■ EXERCISE GOAL ■
Return the data below in full. Keep each character unchanged.
======== MATERIAL PROVIDED ========
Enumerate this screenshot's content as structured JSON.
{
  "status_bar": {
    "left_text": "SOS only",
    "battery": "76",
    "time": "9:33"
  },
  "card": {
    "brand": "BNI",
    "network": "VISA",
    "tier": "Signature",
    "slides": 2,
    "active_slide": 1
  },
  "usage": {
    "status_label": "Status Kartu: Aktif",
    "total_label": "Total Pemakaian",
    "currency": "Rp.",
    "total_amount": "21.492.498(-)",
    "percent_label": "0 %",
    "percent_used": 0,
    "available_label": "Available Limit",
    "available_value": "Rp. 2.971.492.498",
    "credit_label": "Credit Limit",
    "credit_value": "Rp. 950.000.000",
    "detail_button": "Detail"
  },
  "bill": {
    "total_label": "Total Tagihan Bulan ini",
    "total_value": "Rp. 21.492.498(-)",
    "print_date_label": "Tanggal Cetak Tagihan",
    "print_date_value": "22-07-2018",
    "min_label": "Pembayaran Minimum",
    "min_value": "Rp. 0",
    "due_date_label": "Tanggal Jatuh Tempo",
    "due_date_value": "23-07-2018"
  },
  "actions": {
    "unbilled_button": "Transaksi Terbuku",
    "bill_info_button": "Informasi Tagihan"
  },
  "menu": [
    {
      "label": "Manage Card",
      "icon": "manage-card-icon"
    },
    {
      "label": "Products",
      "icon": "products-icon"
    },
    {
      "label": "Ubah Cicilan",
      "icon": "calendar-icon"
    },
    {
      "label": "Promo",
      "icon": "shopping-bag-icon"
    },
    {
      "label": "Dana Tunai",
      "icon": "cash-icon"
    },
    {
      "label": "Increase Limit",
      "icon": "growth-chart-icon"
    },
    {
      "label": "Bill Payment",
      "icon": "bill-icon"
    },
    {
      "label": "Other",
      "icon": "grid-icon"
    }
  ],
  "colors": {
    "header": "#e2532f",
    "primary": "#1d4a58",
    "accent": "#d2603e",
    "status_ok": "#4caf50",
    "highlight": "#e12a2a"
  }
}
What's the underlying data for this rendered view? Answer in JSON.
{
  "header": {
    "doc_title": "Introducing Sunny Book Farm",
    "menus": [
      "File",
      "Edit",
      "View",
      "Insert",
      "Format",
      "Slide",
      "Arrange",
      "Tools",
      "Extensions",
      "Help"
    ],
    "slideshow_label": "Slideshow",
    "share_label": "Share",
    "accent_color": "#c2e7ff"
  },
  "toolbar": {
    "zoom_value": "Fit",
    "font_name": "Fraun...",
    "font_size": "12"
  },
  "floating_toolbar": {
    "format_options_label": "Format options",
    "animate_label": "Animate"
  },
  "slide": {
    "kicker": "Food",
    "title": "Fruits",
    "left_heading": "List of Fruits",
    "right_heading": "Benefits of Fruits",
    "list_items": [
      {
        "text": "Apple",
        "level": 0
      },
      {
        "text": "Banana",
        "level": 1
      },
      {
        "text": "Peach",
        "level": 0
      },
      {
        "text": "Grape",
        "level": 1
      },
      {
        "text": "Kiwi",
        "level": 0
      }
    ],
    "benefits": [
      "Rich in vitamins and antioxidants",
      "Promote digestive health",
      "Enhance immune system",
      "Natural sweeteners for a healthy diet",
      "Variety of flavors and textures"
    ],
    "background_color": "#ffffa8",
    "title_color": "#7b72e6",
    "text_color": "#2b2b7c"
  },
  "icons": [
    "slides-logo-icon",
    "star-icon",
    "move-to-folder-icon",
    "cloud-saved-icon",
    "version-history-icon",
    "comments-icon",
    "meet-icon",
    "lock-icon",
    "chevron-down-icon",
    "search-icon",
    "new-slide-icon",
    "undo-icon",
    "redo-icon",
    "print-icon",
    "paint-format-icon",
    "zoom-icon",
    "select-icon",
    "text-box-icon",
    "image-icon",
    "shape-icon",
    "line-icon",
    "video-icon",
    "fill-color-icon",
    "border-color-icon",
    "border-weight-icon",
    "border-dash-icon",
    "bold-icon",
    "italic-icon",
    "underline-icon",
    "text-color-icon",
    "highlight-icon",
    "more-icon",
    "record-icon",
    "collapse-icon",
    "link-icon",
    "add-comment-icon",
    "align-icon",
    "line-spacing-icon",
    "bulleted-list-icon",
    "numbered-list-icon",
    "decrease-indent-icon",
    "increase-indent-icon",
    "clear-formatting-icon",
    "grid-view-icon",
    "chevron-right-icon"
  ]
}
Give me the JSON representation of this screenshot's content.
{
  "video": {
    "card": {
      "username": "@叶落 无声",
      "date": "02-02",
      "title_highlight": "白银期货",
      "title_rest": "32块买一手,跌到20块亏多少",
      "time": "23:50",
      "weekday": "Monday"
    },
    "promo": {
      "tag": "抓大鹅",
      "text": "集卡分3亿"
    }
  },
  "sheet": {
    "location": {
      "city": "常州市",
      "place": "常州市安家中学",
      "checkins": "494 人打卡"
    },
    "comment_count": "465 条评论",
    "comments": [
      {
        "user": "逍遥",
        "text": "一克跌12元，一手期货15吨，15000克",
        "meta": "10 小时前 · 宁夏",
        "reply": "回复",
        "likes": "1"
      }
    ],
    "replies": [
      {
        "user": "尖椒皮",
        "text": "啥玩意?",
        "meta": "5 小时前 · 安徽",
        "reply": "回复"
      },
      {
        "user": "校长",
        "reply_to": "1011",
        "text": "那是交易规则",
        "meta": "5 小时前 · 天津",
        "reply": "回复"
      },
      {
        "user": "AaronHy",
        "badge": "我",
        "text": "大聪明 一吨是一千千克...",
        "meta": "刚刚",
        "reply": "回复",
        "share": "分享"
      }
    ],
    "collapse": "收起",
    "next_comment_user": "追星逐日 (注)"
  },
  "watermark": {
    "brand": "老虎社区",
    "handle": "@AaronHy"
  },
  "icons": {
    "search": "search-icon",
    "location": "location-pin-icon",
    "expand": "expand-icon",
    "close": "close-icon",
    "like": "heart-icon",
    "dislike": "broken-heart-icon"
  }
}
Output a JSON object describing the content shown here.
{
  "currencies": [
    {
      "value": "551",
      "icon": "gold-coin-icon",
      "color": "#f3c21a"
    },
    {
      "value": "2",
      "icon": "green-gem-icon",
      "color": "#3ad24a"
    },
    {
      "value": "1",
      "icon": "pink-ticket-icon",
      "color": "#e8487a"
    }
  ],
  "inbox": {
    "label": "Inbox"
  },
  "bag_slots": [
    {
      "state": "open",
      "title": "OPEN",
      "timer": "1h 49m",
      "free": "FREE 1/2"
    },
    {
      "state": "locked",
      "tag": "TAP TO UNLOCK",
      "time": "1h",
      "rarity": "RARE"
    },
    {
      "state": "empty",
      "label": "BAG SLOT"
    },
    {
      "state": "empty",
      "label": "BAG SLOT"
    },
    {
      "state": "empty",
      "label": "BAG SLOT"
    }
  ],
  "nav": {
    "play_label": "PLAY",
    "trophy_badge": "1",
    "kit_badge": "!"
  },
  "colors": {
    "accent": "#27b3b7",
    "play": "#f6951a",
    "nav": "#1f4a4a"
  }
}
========
■ RESULT OF THIS TASK ■
Enumerate this screenshot's content as structured JSON.
{
  "status_bar": {
    "left_text": "SOS only",
    "battery": "76",
    "time": "9:33"
  },
  "card": {
    "brand": "BNI",
    "network": "VISA",
    "tier": "Signature",
    "slides": 2,
    "active_slide": 1
  },
  "usage": {
    "status_label": "Status Kartu: Aktif",
    "total_label": "Total Pemakaian",
    "currency": "Rp.",
    "total_amount": "21.492.498(-)",
    "percent_label": "0 %",
    "percent_used": 0,
    "available_label": "Available Limit",
    "available_value": "Rp. 2.971.492.498",
    "credit_label": "Credit Limit",
    "credit_value": "Rp. 950.000.000",
    "detail_button": "Detail"
  },
  "bill": {
    "total_label": "Total Tagihan Bulan ini",
    "total_value": "Rp. 21.492.498(-)",
    "print_date_label": "Tanggal Cetak Tagihan",
    "print_date_value": "22-07-2018",
    "min_label": "Pembayaran Minimum",
    "min_value": "Rp. 0",
    "due_date_label": "Tanggal Jatuh Tempo",
    "due_date_value": "23-07-2018"
  },
  "actions": {
    "unbilled_button": "Transaksi Terbuku",
    "bill_info_button": "Informasi Tagihan"
  },
  "menu": [
    {
      "label": "Manage Card",
      "icon": "manage-card-icon"
    },
    {
      "label": "Products",
      "icon": "products-icon"
    },
    {
      "label": "Ubah Cicilan",
      "icon": "calendar-icon"
    },
    {
      "label": "Promo",
      "icon": "shopping-bag-icon"
    },
    {
      "label": "Dana Tunai",
      "icon": "cash-icon"
    },
    {
      "label": "Increase Limit",
      "icon": "growth-chart-icon"
    },
    {
      "label": "Bill Payment",
      "icon": "bill-icon"
    },
    {
      "label": "Other",
      "icon": "grid-icon"
    }
  ],
  "colors": {
    "header": "#e2532f",
    "primary": "#1d4a58",
    "accent": "#d2603e",
    "status_ok": "#4caf50",
    "highlight": "#e12a2a"
  }
}
What's the underlying data for this rendered view? Answer in JSON.
{
  "header": {
    "doc_title": "Introducing Sunny Book Farm",
    "menus": [
      "File",
      "Edit",
      "View",
      "Insert",
      "Format",
      "Slide",
      "Arrange",
      "Tools",
      "Extensions",
      "Help"
    ],
    "slideshow_label": "Slideshow",
    "share_label": "Share",
    "accent_color": "#c2e7ff"
  },
  "toolbar": {
    "zoom_value": "Fit",
    "font_name": "Fraun...",
    "font_size": "12"
  },
  "floating_toolbar": {
    "format_options_label": "Format options",
    "animate_label": "Animate"
  },
  "slide": {
    "kicker": "Food",
    "title": "Fruits",
    "left_heading": "List of Fruits",
    "right_heading": "Benefits of Fruits",
    "list_items": [
      {
        "text": "Apple",
        "level": 0
      },
      {
        "text": "Banana",
        "level": 1
      },
      {
        "text": "Peach",
        "level": 0
      },
      {
        "text": "Grape",
        "level": 1
      },
      {
        "text": "Kiwi",
        "level": 0
      }
    ],
    "benefits": [
      "Rich in vitamins and antioxidants",
      "Promote digestive health",
      "Enhance immune system",
      "Natural sweeteners for a healthy diet",
      "Variety of flavors and textures"
    ],
    "background_color": "#ffffa8",
    "title_color": "#7b72e6",
    "text_color": "#2b2b7c"
  },
  "icons": [
    "slides-logo-icon",
    "star-icon",
    "move-to-folder-icon",
    "cloud-saved-icon",
    "version-history-icon",
    "comments-icon",
    "meet-icon",
    "lock-icon",
    "chevron-down-icon",
    "search-icon",
    "new-slide-icon",
    "undo-icon",
    "redo-icon",
    "print-icon",
    "paint-format-icon",
    "zoom-icon",
    "select-icon",
    "text-box-icon",
    "image-icon",
    "shape-icon",
    "line-icon",
    "video-icon",
    "fill-color-icon",
    "border-color-icon",
    "border-weight-icon",
    "border-dash-icon",
    "bold-icon",
    "italic-icon",
    "underline-icon",
    "text-color-icon",
    "highlight-icon",
    "more-icon",
    "record-icon",
    "collapse-icon",
    "link-icon",
    "add-comment-icon",
    "align-icon",
    "line-spacing-icon",
    "bulleted-list-icon",
    "numbered-list-icon",
    "decrease-indent-icon",
    "increase-indent-icon",
    "clear-formatting-icon",
    "grid-view-icon",
    "chevron-right-icon"
  ]
}
Give me the JSON representation of this screenshot's content.
{
  "video": {
    "card": {
      "username": "@叶落 无声",
      "date": "02-02",
      "title_highlight": "白银期货",
      "title_rest": "32块买一手,跌到20块亏多少",
      "time": "23:50",
      "weekday": "Monday"
    },
    "promo": {
      "tag": "抓大鹅",
      "text": "集卡分3亿"
    }
  },
  "sheet": {
    "location": {
      "city": "常州市",
      "place": "常州市安家中学",
      "checkins": "494 人打卡"
    },
    "comment_count": "465 条评论",
    "comments": [
      {
        "user": "逍遥",
        "text": "一克跌12元，一手期货15吨，15000克",
        "meta": "10 小时前 · 宁夏",
        "reply": "回复",
        "likes": "1"
      }
    ],
    "replies": [
      {
        "user": "尖椒皮",
        "text": "啥玩意?",
        "meta": "5 小时前 · 安徽",
        "reply": "回复"
      },
      {
        "user": "校长",
        "reply_to": "1011",
        "text": "那是交易规则",
        "meta": "5 小时前 · 天津",
        "reply": "回复"
      },
      {
        "user": "AaronHy",
        "badge": "我",
        "text": "大聪明 一吨是一千千克...",
        "meta": "刚刚",
        "reply": "回复",
        "share": "分享"
      }
    ],
    "collapse": "收起",
    "next_comment_user": "追星逐日 (注)"
  },
  "watermark": {
    "brand": "老虎社区",
    "handle": "@AaronHy"
  },
  "icons": {
    "search": "search-icon",
    "location": "location-pin-icon",
    "expand": "expand-icon",
    "close": "close-icon",
    "like": "heart-icon",
    "dislike": "broken-heart-icon"
  }
}
Output a JSON object describing the content shown here.
{
  "currencies": [
    {
      "value": "551",
      "icon": "gold-coin-icon",
      "color": "#f3c21a"
    },
    {
      "value": "2",
      "icon": "green-gem-icon",
      "color": "#3ad24a"
    },
    {
      "value": "1",
      "icon": "pink-ticket-icon",
      "color": "#e8487a"
    }
  ],
  "inbox": {
    "label": "Inbox"
  },
  "bag_slots": [
    {
      "state": "open",
      "title": "OPEN",
      "timer": "1h 49m",
      "free": "FREE 1/2"
    },
    {
      "state": "locked",
      "tag": "TAP TO UNLOCK",
      "time": "1h",
      "rarity": "RARE"
    },
    {
      "state": "empty",
      "label": "BAG SLOT"
    },
    {
      "state": "empty",
      "label": "BAG SLOT"
    },
    {
      "state": "empty",
      "label": "BAG SLOT"
    }
  ],
  "nav": {
    "play_label": "PLAY",
    "trophy_badge": "1",
    "kit_badge": "!"
  },
  "colors": {
    "accent": "#27b3b7",
    "play": "#f6951a",
    "nav": "#1f4a4a"
  }
}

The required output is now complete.